The Indian water purifier market is expected to register a compound annual growth rate (CAGR) of more than 21% between 2016 and 2021. Of the three segments namely RO-based, UV-based, and gravity-based water purifiers, the RO-based segment is expected to remain dominant during the forecast period. The western part of the country emerges as the largest market due to high demand for UV and gravity-based water purifiers. Although the northern region has a penetration as low as 1%, it is likely to turn into the fastest growing market during 2016-2021 because of rising awareness. Key players in the market include Kent RO, Eureka Forbes, Ion Exchange, Hindustan Unilever, and TATA Chemical.
“Kent, which holds the largest share (40%) of the RO water purifier market, is expecting a turnover of INR 10bn by 2016-17”
Why have water purifiers become so prominent in India?
Water purifiers are no more just electronic consumer durables that are used only by upper-class Indians. They have become the ‘must-have’ appliances for everybody. Water-borne diseases killing children below the age of 5 is one of the biggest problems the country faces. As a result of growing industrialisation and unethical disposal of wastes into rivers and seas, borewell waters as well as water supplied by tankers have high levels of TDS and hazardous chemicals.
However, with rising health-consciousness among young and educated Indians, demand for water purifiers has soared. Through advertisements and other promotional mediums, companies, medical and educational institutes are trying to convince price-sensitive Indian consumers to buy modern water purifiers. Boiling water, which is a common practice in several Indian households, is actually not enough to remove chemicals and cysts present in the water. Also, the quality of water differs from region to region.
Another factor contributing to the growth of this market is the participation of government. Government initiatives like the National Rural Drinking Water Quality Monitoring and Surveillance Programme aim to spread awareness about water-borne diseases whilst working towards improving the water quality. Furthermore, Indian states are utilising 20% of the allocated funds of the Accelerated Rural Water Supply Programme (ARWSP) to carry out water purification activities.
Demand for low cost, innovative water purifiers:
Every individual, be rich or poor, has the right to drink safe and healthy water. Understanding this, water purifier companies are developing effective products at affordable prices. Targeting the low-income groups in India, Tata group created Swach water purifier which uses processed rice husk ash, fused with nano-silver particles, for water purification. In 2014, Eureka Forbes introduced a sipper-like mobile water purifier, which kills 99% of harmful bacteria.

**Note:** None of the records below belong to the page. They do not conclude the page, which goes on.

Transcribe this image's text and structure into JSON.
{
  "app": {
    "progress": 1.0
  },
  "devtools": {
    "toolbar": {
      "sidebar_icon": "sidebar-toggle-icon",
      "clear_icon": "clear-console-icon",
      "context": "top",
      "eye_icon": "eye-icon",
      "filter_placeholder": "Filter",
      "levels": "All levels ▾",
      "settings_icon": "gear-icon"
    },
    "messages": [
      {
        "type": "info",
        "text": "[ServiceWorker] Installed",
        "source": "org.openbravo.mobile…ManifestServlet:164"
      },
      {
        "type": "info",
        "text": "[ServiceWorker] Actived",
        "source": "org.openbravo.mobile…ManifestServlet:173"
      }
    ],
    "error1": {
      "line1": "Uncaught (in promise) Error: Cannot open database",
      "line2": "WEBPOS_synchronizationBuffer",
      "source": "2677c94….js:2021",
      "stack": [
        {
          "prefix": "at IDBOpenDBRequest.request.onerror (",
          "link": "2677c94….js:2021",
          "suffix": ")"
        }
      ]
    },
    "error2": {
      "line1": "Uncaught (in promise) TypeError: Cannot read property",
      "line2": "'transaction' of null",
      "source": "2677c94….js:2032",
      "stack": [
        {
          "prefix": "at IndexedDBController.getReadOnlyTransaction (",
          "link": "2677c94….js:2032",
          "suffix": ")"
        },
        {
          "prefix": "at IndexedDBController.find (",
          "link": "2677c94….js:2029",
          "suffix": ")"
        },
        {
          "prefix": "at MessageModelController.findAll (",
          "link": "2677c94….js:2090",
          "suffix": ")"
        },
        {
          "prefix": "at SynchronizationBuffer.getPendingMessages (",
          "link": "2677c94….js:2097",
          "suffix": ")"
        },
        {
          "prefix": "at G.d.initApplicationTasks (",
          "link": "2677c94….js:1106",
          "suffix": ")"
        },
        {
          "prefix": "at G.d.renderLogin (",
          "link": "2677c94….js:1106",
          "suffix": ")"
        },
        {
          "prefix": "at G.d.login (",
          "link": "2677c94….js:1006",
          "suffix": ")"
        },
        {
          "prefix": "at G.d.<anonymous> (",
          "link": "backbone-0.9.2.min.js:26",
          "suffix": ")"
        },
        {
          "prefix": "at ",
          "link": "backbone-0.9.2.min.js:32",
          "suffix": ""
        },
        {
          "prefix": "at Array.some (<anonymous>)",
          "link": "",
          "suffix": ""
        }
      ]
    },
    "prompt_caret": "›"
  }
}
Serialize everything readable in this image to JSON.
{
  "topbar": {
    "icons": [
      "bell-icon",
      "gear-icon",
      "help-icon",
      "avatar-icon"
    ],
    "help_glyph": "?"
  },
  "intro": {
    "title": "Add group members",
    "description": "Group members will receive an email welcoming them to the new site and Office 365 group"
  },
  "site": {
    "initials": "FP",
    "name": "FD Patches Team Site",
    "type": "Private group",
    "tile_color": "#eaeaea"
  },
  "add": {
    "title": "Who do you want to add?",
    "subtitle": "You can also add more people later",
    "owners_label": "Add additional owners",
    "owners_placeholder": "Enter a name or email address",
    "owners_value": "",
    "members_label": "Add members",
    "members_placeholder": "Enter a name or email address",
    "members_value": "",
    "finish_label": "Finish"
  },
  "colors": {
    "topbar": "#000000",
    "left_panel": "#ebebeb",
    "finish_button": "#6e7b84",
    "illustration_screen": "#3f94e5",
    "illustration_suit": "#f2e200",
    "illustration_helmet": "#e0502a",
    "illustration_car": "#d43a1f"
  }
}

Hence, it is clear that water purifiers are the very need of Indian consumers now and companies need to invent more effective purifiers to treat the 17 types of water conditions.